**WHAT THIS TASK INVOLVES**:
Wherever the word "Speech" appears in a line of the records, copy that line.

**DATA EXTRACTS**:
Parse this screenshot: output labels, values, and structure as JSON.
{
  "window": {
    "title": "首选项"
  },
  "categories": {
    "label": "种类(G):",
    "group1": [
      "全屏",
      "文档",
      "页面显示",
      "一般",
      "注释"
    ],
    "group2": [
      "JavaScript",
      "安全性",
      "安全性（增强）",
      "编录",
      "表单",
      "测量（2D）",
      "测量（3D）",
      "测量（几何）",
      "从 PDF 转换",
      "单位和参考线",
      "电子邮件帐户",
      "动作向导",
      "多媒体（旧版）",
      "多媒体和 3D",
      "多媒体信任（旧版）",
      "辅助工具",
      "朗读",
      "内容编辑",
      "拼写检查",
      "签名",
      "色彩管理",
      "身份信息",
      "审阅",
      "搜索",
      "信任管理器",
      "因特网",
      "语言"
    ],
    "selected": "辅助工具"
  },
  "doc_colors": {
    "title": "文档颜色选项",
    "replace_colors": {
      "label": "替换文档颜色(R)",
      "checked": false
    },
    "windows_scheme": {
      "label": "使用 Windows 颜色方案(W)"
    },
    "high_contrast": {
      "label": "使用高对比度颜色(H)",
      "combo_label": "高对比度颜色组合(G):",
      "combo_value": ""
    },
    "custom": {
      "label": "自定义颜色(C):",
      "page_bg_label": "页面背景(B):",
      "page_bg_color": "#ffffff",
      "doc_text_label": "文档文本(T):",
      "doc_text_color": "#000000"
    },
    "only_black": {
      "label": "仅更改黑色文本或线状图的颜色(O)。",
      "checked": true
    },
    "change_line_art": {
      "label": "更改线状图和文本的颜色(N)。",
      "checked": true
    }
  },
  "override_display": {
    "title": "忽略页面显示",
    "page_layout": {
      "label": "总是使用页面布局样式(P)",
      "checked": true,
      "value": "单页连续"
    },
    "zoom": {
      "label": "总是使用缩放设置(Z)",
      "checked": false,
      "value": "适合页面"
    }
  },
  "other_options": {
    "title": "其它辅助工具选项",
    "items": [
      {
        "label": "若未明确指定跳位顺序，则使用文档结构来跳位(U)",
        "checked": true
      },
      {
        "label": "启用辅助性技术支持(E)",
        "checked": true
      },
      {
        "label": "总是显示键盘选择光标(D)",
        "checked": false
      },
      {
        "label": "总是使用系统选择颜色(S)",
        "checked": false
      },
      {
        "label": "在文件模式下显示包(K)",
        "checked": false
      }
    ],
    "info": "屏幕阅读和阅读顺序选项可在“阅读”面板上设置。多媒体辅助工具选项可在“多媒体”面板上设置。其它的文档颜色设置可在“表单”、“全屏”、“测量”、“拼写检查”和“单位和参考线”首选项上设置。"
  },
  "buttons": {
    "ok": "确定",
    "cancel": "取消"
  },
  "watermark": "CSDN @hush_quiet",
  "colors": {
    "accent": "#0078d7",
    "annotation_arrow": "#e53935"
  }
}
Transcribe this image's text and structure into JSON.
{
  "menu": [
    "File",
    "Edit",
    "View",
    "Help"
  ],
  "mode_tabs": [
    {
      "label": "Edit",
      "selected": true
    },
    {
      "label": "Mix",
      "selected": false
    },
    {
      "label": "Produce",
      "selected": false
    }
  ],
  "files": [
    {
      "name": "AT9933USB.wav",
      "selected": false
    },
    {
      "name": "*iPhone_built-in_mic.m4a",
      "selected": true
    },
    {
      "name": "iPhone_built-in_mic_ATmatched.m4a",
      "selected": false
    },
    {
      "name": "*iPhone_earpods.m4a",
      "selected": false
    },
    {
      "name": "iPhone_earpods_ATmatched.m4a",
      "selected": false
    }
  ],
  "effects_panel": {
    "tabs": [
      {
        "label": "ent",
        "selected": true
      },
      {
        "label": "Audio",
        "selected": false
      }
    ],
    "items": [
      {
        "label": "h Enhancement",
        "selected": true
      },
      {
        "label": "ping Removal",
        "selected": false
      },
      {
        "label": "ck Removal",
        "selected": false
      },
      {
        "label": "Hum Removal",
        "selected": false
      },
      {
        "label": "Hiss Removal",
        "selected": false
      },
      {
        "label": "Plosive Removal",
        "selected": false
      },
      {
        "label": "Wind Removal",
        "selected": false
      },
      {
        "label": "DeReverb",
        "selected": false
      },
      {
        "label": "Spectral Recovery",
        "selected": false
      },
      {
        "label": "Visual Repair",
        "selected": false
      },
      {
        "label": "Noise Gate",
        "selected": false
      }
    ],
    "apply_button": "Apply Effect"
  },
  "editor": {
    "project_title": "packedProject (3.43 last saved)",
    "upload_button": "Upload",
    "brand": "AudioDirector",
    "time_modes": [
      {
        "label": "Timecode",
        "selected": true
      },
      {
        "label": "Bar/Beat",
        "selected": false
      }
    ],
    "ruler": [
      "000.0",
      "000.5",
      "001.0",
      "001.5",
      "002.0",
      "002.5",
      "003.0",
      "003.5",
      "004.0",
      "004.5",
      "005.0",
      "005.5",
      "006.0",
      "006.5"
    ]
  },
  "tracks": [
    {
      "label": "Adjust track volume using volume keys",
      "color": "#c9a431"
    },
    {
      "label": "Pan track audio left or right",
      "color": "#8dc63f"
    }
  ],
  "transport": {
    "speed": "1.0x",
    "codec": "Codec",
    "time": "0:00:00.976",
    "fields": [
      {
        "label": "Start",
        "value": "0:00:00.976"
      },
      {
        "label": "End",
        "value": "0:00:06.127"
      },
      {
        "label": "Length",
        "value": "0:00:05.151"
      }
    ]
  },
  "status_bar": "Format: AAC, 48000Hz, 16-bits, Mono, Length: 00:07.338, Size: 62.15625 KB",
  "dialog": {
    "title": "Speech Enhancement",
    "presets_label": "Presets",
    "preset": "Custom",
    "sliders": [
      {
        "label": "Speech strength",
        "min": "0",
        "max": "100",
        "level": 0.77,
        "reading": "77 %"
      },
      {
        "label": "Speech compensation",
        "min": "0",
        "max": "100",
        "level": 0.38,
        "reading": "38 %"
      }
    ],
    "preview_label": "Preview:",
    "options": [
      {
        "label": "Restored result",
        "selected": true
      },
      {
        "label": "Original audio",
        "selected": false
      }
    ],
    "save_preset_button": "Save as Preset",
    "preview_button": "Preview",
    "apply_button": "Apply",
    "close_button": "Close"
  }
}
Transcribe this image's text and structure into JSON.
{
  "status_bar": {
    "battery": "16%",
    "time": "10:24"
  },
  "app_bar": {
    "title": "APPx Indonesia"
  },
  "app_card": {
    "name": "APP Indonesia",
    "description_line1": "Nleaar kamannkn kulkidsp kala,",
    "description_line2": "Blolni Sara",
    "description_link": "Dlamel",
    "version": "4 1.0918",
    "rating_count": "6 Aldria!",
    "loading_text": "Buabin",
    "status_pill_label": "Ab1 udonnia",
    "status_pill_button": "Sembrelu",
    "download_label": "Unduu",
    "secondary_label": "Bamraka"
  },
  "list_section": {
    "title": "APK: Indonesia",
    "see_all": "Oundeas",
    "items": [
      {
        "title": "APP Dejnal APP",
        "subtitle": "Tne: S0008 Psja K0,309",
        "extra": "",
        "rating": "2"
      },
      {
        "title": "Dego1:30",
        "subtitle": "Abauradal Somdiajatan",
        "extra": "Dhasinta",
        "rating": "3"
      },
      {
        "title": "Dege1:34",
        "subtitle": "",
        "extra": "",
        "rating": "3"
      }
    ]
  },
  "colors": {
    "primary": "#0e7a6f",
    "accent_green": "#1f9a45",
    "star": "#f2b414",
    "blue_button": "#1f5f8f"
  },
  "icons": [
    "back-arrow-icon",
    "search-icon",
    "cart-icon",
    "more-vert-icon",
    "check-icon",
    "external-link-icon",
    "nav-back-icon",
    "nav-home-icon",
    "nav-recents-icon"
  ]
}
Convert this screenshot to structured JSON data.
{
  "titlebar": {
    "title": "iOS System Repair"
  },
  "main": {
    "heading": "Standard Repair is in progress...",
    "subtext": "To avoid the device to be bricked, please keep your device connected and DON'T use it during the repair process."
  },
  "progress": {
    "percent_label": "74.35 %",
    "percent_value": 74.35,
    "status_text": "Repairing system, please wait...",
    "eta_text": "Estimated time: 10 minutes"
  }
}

**ANSWER FOR THE TASK**:
    "title": "Speech Enhancement",
        "label": "Speech strength",
        "label": "Speech compensation",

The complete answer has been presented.